[Activity]:
Say how many lines in the following entries include "title", and add nothing else.

[Page and application data records]
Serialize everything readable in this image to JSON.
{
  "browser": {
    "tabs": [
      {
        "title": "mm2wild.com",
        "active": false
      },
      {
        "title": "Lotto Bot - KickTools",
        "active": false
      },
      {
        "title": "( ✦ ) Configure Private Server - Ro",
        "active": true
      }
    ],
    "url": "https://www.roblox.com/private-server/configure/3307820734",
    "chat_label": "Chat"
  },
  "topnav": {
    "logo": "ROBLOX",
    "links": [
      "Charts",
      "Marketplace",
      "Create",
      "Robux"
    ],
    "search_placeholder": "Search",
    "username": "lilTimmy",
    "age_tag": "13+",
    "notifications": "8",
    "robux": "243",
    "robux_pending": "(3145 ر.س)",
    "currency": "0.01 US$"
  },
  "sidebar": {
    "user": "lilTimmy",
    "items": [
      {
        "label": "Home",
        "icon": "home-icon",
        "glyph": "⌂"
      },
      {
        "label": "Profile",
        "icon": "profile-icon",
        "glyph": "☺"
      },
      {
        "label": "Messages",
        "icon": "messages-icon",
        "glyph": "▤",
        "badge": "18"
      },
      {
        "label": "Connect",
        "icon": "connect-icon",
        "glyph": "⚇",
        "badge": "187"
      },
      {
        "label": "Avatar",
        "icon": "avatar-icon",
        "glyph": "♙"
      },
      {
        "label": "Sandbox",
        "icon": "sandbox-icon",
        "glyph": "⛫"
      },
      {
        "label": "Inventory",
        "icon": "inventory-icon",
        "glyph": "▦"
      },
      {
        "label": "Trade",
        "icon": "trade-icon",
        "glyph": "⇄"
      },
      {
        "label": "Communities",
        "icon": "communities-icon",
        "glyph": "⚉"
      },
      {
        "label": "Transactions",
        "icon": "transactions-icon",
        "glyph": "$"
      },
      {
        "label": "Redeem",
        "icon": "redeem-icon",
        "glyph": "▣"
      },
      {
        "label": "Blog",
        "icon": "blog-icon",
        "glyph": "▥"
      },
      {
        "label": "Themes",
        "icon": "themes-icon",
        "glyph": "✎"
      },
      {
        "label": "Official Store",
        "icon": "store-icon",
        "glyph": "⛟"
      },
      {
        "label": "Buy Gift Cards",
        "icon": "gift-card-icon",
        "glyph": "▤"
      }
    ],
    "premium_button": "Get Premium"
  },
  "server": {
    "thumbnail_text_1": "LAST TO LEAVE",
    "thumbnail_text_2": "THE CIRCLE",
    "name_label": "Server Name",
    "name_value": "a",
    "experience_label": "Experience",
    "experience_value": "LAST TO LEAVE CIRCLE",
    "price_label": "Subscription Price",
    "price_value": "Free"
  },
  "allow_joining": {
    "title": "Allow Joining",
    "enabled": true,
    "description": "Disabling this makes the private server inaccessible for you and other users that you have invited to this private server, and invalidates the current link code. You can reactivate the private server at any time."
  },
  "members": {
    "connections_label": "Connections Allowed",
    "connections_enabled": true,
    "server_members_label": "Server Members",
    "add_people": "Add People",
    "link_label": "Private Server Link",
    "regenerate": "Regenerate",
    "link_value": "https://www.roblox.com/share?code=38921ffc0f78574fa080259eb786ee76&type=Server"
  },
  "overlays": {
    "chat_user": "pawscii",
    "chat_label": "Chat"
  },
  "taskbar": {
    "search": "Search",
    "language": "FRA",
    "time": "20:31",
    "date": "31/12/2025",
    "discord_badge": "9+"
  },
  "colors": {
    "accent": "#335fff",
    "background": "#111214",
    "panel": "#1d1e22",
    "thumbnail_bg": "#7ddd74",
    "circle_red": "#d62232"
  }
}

[Task result]:
4